Bottom Line: In silico analysis of this promoter region failed to detect an AlgU consensus binding site; however, a putative binding site for the heat shock response RpoH sigma factor was detected.Accordingly, the promoter activity of the region containing this sequence is increased in response to high growth temperature and slightly lowered in a P. aeruginosa rpoH mutant strain.Taken together, our data suggest that P. fluorescens tspo gene may belong at least partly to the cell wall stress response.

View Article: PubMed Central - PubMed

Affiliation: Laboratory of Microbiology Signals and Microenvironment, University of Rouen Evreux, France.

ABSTRACT
The translocator protein (TSPO), previously designated as peripheral-type benzodiazepine receptor, is an evolutionary conserved protein that is found in many Eukarya, Archae, and Bacteria, in which it plays several important functions including for example membrane biogenesis, signaling, and stress response.
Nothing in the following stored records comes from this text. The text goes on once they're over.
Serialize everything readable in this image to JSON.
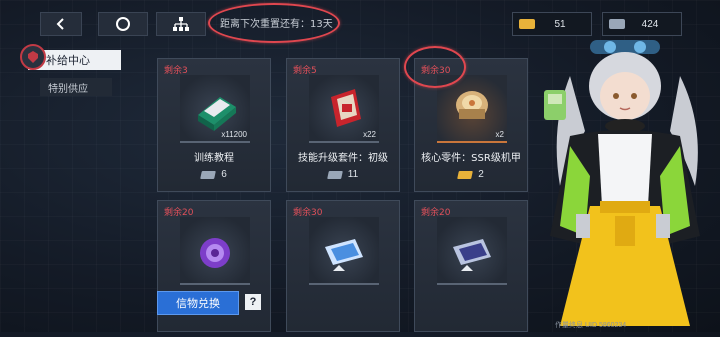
{
  "top_bar": {
    "reset_text": "距离下次重置还有：13天"
  },
  "currencies": [
    {
      "icon": "gold-ticket-icon",
      "value": "51",
      "color": "#e8b23a"
    },
    {
      "icon": "silver-ticket-icon",
      "value": "424",
      "color": "#9aa7b8"
    }
  ],
  "nav": {
    "active": "补给中心",
    "items": [
      "特别供应"
    ]
  },
  "cards": [
    {
      "remain": "剩余3",
      "qty": "x11200",
      "name": "训练教程",
      "price": "6",
      "rarity": "normal",
      "item_icon": "training-manual-icon"
    },
    {
      "remain": "剩余5",
      "qty": "x22",
      "name": "技能升级套件：初级",
      "price": "11",
      "rarity": "normal",
      "item_icon": "skill-kit-icon"
    },
    {
      "remain": "剩余30",
      "qty": "x2",
      "name": "核心零件：SSR级机甲",
      "price": "2",
      "rarity": "ssr",
      "item_icon": "core-part-icon"
    },
    {
      "remain": "剩余20",
      "qty": "",
      "name": "",
      "price": "",
      "rarity": "normal",
      "item_icon": "purple-core-icon"
    },
    {
      "remain": "剩余30",
      "qty": "",
      "name": "",
      "price": "",
      "rarity": "normal",
      "item_icon": "ticket-card-icon"
    },
    {
      "remain": "剩余20",
      "qty": "",
      "name": "",
      "price": "",
      "rarity": "normal",
      "item_icon": "ticket-card-dark-icon"
    }
  ],
  "bottom": {
    "exchange_label": "信物兑换",
    "help_label": "?",
    "info_text": "作量终息 UID 5860234"
  },
  "colors": {
    "accent_blue": "#2a6fd6",
    "remain_red": "#e0505a",
    "highlight_ring": "#e0474f"
  }
}
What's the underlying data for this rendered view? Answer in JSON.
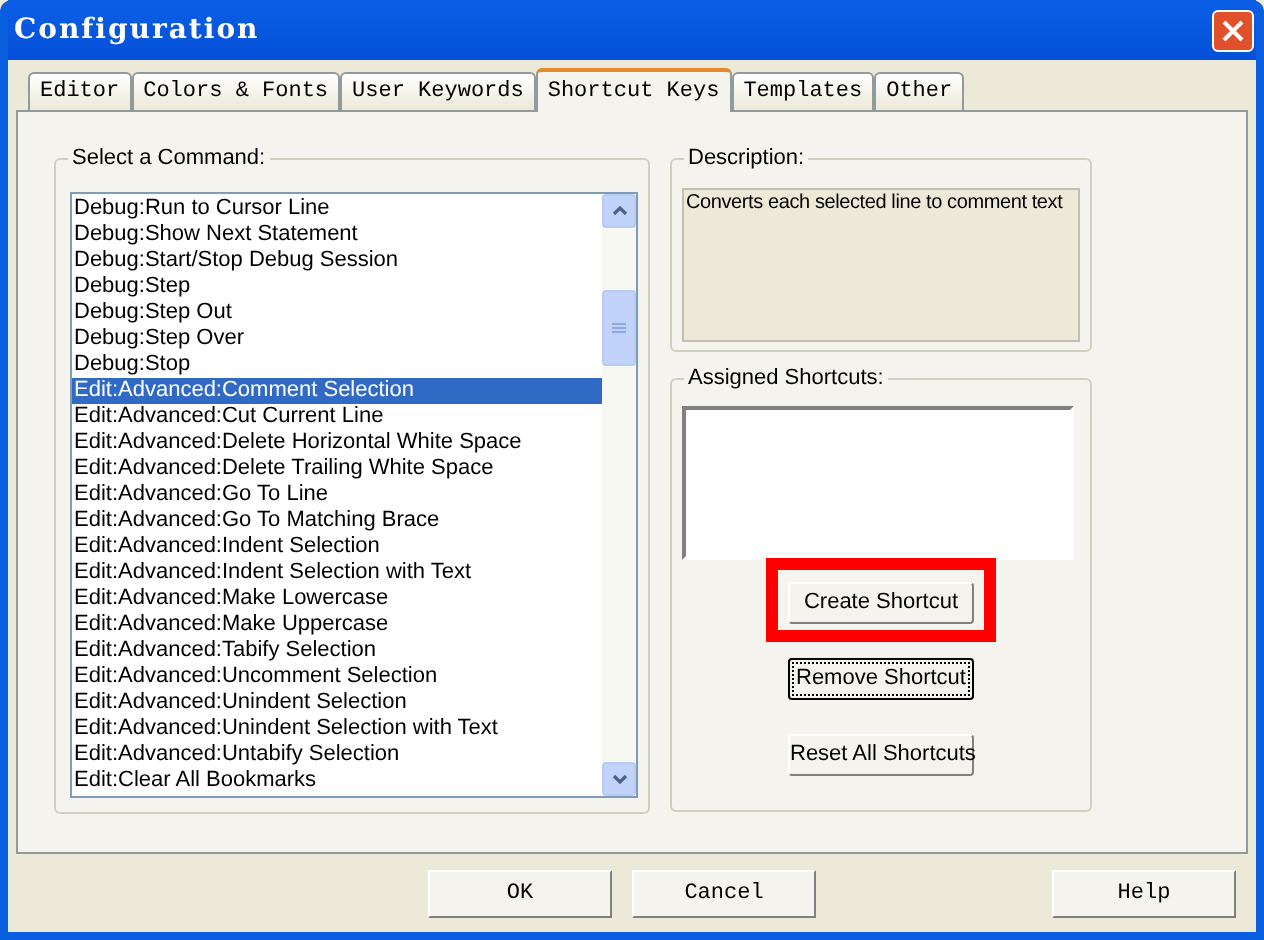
{
  "window": {
    "title": "Configuration"
  },
  "tabs": [
    {
      "label": "Editor",
      "selected": false
    },
    {
      "label": "Colors & Fonts",
      "selected": false
    },
    {
      "label": "User Keywords",
      "selected": false
    },
    {
      "label": "Shortcut Keys",
      "selected": true
    },
    {
      "label": "Templates",
      "selected": false
    },
    {
      "label": "Other",
      "selected": false
    }
  ],
  "commands": {
    "label": "Select a Command:",
    "items": [
      {
        "text": "Debug:Run to Cursor Line",
        "selected": false
      },
      {
        "text": "Debug:Show Next Statement",
        "selected": false
      },
      {
        "text": "Debug:Start/Stop Debug Session",
        "selected": false
      },
      {
        "text": "Debug:Step",
        "selected": false
      },
      {
        "text": "Debug:Step Out",
        "selected": false
      },
      {
        "text": "Debug:Step Over",
        "selected": false
      },
      {
        "text": "Debug:Stop",
        "selected": false
      },
      {
        "text": "Edit:Advanced:Comment Selection",
        "selected": true
      },
      {
        "text": "Edit:Advanced:Cut Current Line",
        "selected": false
      },
      {
        "text": "Edit:Advanced:Delete Horizontal White Space",
        "selected": false
      },
      {
        "text": "Edit:Advanced:Delete Trailing White Space",
        "selected": false
      },
      {
        "text": "Edit:Advanced:Go To Line",
        "selected": false
      },
      {
        "text": "Edit:Advanced:Go To Matching Brace",
        "selected": false
      },
      {
        "text": "Edit:Advanced:Indent Selection",
        "selected": false
      },
      {
        "text": "Edit:Advanced:Indent Selection with Text",
        "selected": false
      },
      {
        "text": "Edit:Advanced:Make Lowercase",
        "selected": false
      },
      {
        "text": "Edit:Advanced:Make Uppercase",
        "selected": false
      },
      {
        "text": "Edit:Advanced:Tabify Selection",
        "selected": false
      },
      {
        "text": "Edit:Advanced:Uncomment Selection",
        "selected": false
      },
      {
        "text": "Edit:Advanced:Unindent Selection",
        "selected": false
      },
      {
        "text": "Edit:Advanced:Unindent Selection with Text",
        "selected": false
      },
      {
        "text": "Edit:Advanced:Untabify Selection",
        "selected": false
      },
      {
        "text": "Edit:Clear All Bookmarks",
        "selected": false
      }
    ]
  },
  "description": {
    "label": "Description:",
    "text": "Converts each selected line to comment text"
  },
  "assigned_shortcuts": {
    "label": "Assigned Shortcuts:"
  },
  "shortcut_buttons": [
    {
      "label": "Create Shortcut",
      "highlighted": true,
      "focused": false
    },
    {
      "label": "Remove Shortcut",
      "focused": true
    },
    {
      "label": "Reset All Shortcuts",
      "focused": false
    }
  ],
  "dialog_buttons": [
    {
      "label": "OK",
      "kind": "ok"
    },
    {
      "label": "Cancel",
      "kind": "cancel"
    },
    {
      "label": "Help",
      "kind": "help"
    }
  ]
}
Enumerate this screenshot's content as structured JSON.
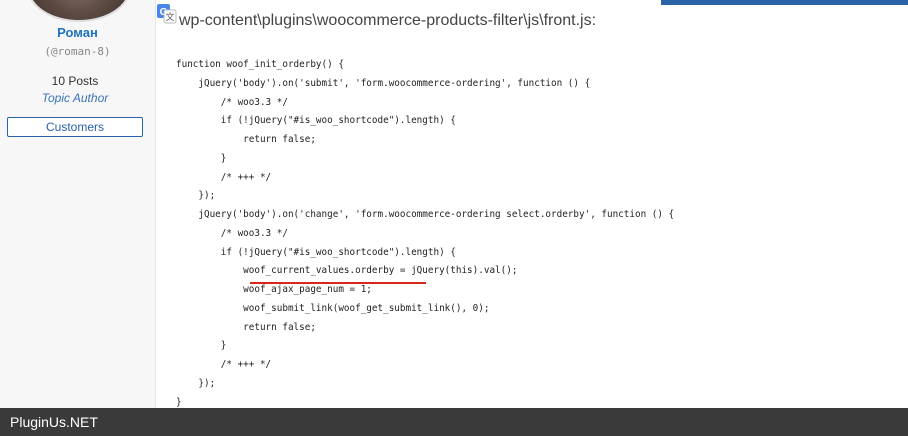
{
  "author": {
    "name": "Роман",
    "handle": "(@roman-8)",
    "posts": "10 Posts",
    "role_label": "Topic Author",
    "badge": "Customers"
  },
  "content": {
    "file_path": "wp-content\\plugins\\woocommerce-products-filter\\js\\front.js:",
    "code_lines": [
      "function woof_init_orderby() {",
      "    jQuery('body').on('submit', 'form.woocommerce-ordering', function () {",
      "        /* woo3.3 */",
      "        if (!jQuery(\"#is_woo_shortcode\").length) {",
      "            return false;",
      "        }",
      "        /* +++ */",
      "    });",
      "    jQuery('body').on('change', 'form.woocommerce-ordering select.orderby', function () {",
      "        /* woo3.3 */",
      "        if (!jQuery(\"#is_woo_shortcode\").length) {",
      "            woof_current_values.orderby = jQuery(this).val();",
      "            woof_ajax_page_num = 1;",
      "            woof_submit_link(woof_get_submit_link(), 0);",
      "            return false;",
      "        }",
      "        /* +++ */",
      "    });",
      "}"
    ]
  },
  "footer": {
    "brand": "PluginUs.NET"
  },
  "colors": {
    "accent": "#2a62a8",
    "highlight_underline": "#d7261b",
    "footer_bg": "#3a3a3a"
  }
}
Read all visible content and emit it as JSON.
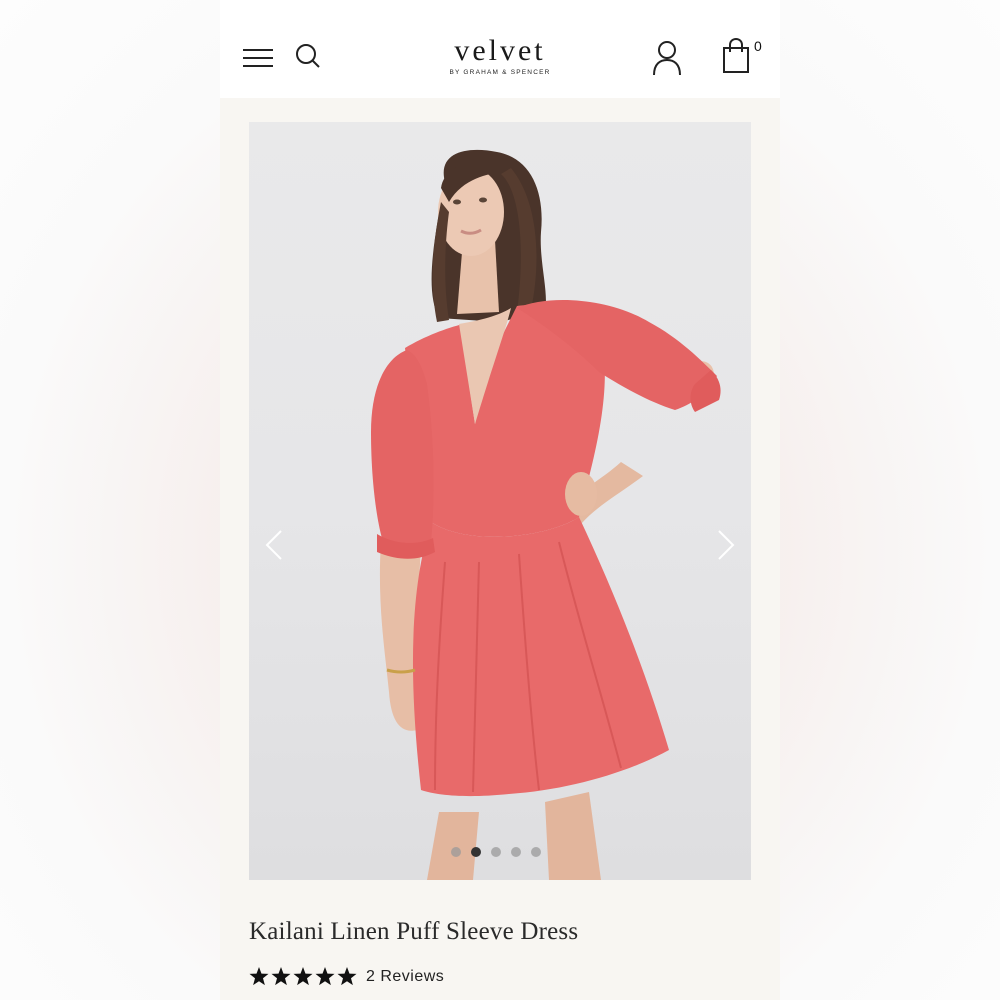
{
  "header": {
    "logo": "velvet",
    "logo_sub": "BY GRAHAM & SPENCER",
    "cart_count": "0",
    "icons": [
      "menu-icon",
      "search-icon",
      "account-icon",
      "shopping-bag-icon"
    ]
  },
  "gallery": {
    "image": "model wearing coral pink linen puff sleeve dress",
    "slide_count": 5,
    "active_slide": 2,
    "icons": [
      "chevron-left-icon",
      "chevron-right-icon"
    ]
  },
  "product": {
    "title": "Kailani Linen Puff Sleeve Dress",
    "rating": 5,
    "reviews": "2 Reviews"
  },
  "colors": {
    "dress": "#e86a6a",
    "background": "#f8f6f2"
  }
}
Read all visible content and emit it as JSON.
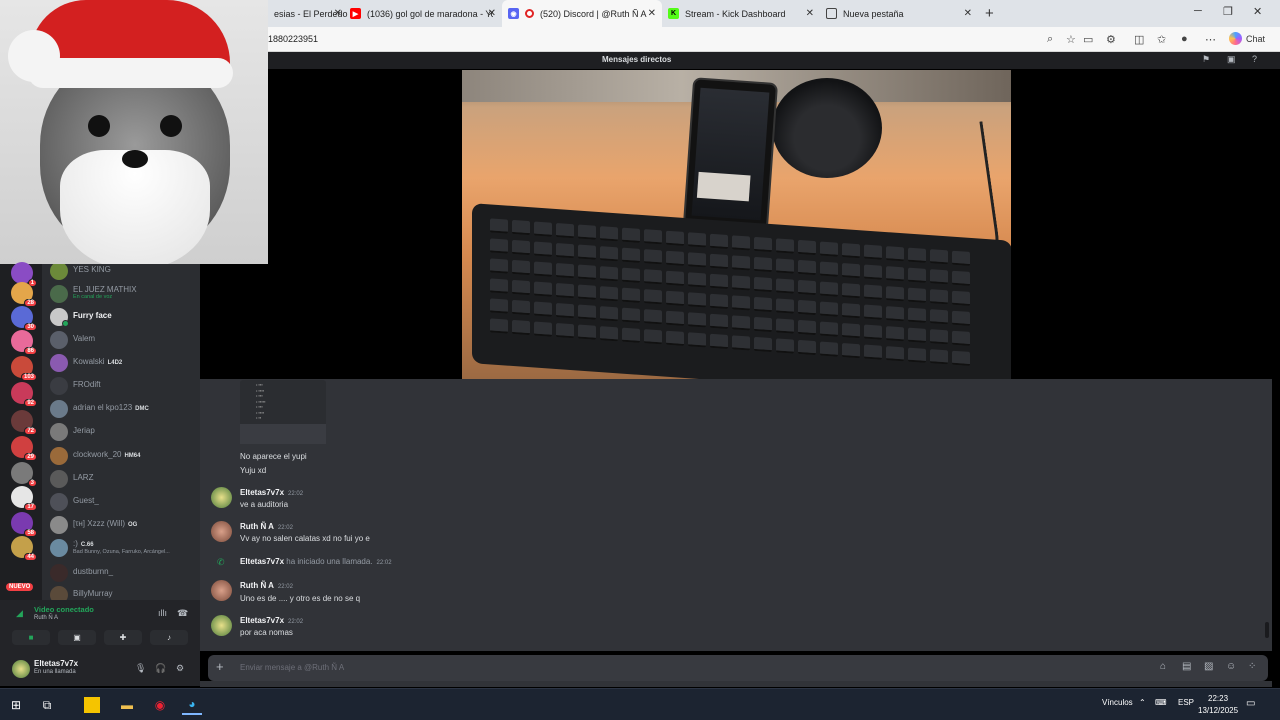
{
  "browser": {
    "tabs": [
      {
        "label": "esias - El Perdedor"
      },
      {
        "label": "(1036) gol gol de maradona - YouTube"
      },
      {
        "label": "(520) Discord | @Ruth Ñ A"
      },
      {
        "label": "Stream - Kick Dashboard"
      },
      {
        "label": "Nueva pestaña"
      }
    ],
    "url": "1880223951",
    "copilot_label": "Chat"
  },
  "discord": {
    "title": "Mensajes directos",
    "members": [
      {
        "name": "YES KING",
        "sub": "",
        "tag": ""
      },
      {
        "name": "EL JUEZ MATHIX",
        "sub": "En canal de voz",
        "tag": ""
      },
      {
        "name": "Furry face",
        "sub": "",
        "tag": ""
      },
      {
        "name": "Valem",
        "sub": "",
        "tag": ""
      },
      {
        "name": "Kowalski",
        "sub": "",
        "tag": "L4D2"
      },
      {
        "name": "FROdift",
        "sub": "",
        "tag": ""
      },
      {
        "name": "adrian el kpo123",
        "sub": "",
        "tag": "DMC"
      },
      {
        "name": "Jeriap",
        "sub": "",
        "tag": ""
      },
      {
        "name": "clockwork_20",
        "sub": "",
        "tag": "HM64"
      },
      {
        "name": "LARZ",
        "sub": "",
        "tag": ""
      },
      {
        "name": "Guest_",
        "sub": "",
        "tag": ""
      },
      {
        "name": "[τн] Xzzz (Will)",
        "sub": "",
        "tag": "OG"
      },
      {
        "name": ":)",
        "sub": "Bad Bunny, Ozuna, Farruko, Arcángel...",
        "tag": "C.66"
      },
      {
        "name": "dustburnn_",
        "sub": "",
        "tag": ""
      },
      {
        "name": "BillyMurray",
        "sub": "",
        "tag": ""
      }
    ],
    "server_badges": [
      "1",
      "28",
      "30",
      "86",
      "103",
      "92",
      "72",
      "29",
      "3",
      "17",
      "58",
      "44"
    ],
    "nuevo_label": "NUEVO",
    "voice": {
      "status": "Video conectado",
      "user": "Ruth Ñ A"
    },
    "user": {
      "name": "Eltetas7v7x",
      "status": "En una llamada"
    },
    "messages": [
      {
        "type": "cont",
        "text": "No aparece el yupi"
      },
      {
        "type": "cont",
        "text": "Yuju xd"
      },
      {
        "type": "msg",
        "author": "Eltetas7v7x",
        "time": "22:02",
        "text": "ve a auditoria"
      },
      {
        "type": "msg",
        "author": "Ruth Ñ A",
        "time": "22:02",
        "text": "Vv ay no salen calatas xd no fui yo e"
      },
      {
        "type": "call",
        "author": "Eltetas7v7x",
        "text": "ha iniciado una llamada.",
        "time": "22:02"
      },
      {
        "type": "msg",
        "author": "Ruth Ñ A",
        "time": "22:02",
        "text": "Uno es de .... y otro es de no se q"
      },
      {
        "type": "msg",
        "author": "Eltetas7v7x",
        "time": "22:02",
        "text": "por aca nomas"
      }
    ],
    "input_placeholder": "Enviar mensaje a @Ruth Ñ A"
  },
  "taskbar": {
    "vinculos": "Vínculos",
    "lang": "ESP",
    "time": "22:23",
    "date": "13/12/2025"
  },
  "colors": {
    "discord_bg": "#313338",
    "sidebar_bg": "#2b2d31",
    "online_green": "#23a55a",
    "badge_red": "#f23f43"
  }
}
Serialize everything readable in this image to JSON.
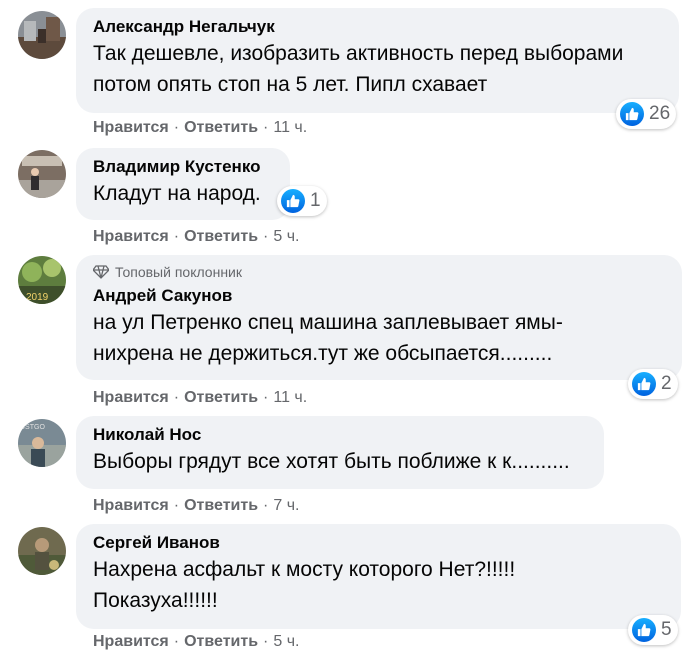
{
  "comments": [
    {
      "author": "Александр Негальчук",
      "lines": [
        "Так дешевле, изобразить активность перед выборами",
        "потом опять стоп на 5 лет. Пипл схавает"
      ],
      "like_label": "Нравится",
      "reply_label": "Ответить",
      "time": "11 ч.",
      "reactions": "26"
    },
    {
      "author": "Владимир Кустенко",
      "lines": [
        "Кладут на народ."
      ],
      "like_label": "Нравится",
      "reply_label": "Ответить",
      "time": "5 ч.",
      "reactions": "1"
    },
    {
      "badge": "Топовый поклонник",
      "author": "Андрей Сакунов",
      "lines": [
        "на ул Петренко спец машина заплевывает ямы-",
        "нихрена не держиться.тут же обсыпается........."
      ],
      "like_label": "Нравится",
      "reply_label": "Ответить",
      "time": "11 ч.",
      "reactions": "2"
    },
    {
      "author": "Николай Нос",
      "lines": [
        "Выборы грядут все хотят быть поближе к к.........."
      ],
      "like_label": "Нравится",
      "reply_label": "Ответить",
      "time": "7 ч."
    },
    {
      "author": "Сергей Иванов",
      "lines": [
        "Нахрена асфальт к мосту которого Нет?!!!!!",
        "Показуха!!!!!!"
      ],
      "like_label": "Нравится",
      "reply_label": "Ответить",
      "time": "5 ч.",
      "reactions": "5"
    }
  ],
  "colors": {
    "bubble": "#f0f2f5",
    "secondary_text": "#65676b",
    "like_blue": "#1877f2"
  },
  "icons": {
    "reaction": "like-thumb-icon",
    "badge": "diamond-icon"
  }
}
A tspo homolog gene has been identified in several members of the Pseudomonas genus, among which the soil bacterium P. fluorescens Pf0-1. In this bacterium, the tspo gene is located in the vicinity of a putative hybrid histidine kinase-encoding gene. Since tspo has been involved in water stress related response in plants, we explored the effects of hyperosmolarity and temperature on P. fluorescens Pf0-1 tspo expression using a strategy based on lux-reporter fusions. We show that the two genes Pfl01_2810 and tspo are co-transcribed forming a transcription unit. The expression of this operon is growth phase-dependent and is increased in response to high concentrations of NaCl, sucrose and to a D-cycloserine treatment, which are conditions leading to activity of the major cell wall stress responsive extracytoplasmic sigma factor AlgU. Interestingly, the promoter region activity is strongly lowered in a P. aeruginosa algU mutant, suggesting that AlgU may be involved at least partly in the molecular mechanism leading to Pfl01_2810-tspo expression. In silico analysis of this promoter region failed to detect an AlgU consensus binding site; however, a putative binding site for the heat shock response RpoH sigma factor was detected. Accordingly, the promoter activity of the region containing this sequence is increased in response to high growth temperature and slightly lowered in a P. aeruginosa rpoH mutant strain. Taken together, our data suggest that P. fluorescens tspo gene may belong at least partly to the cell wall stress response.

No MeSH data available.


Related in: MedlinePlus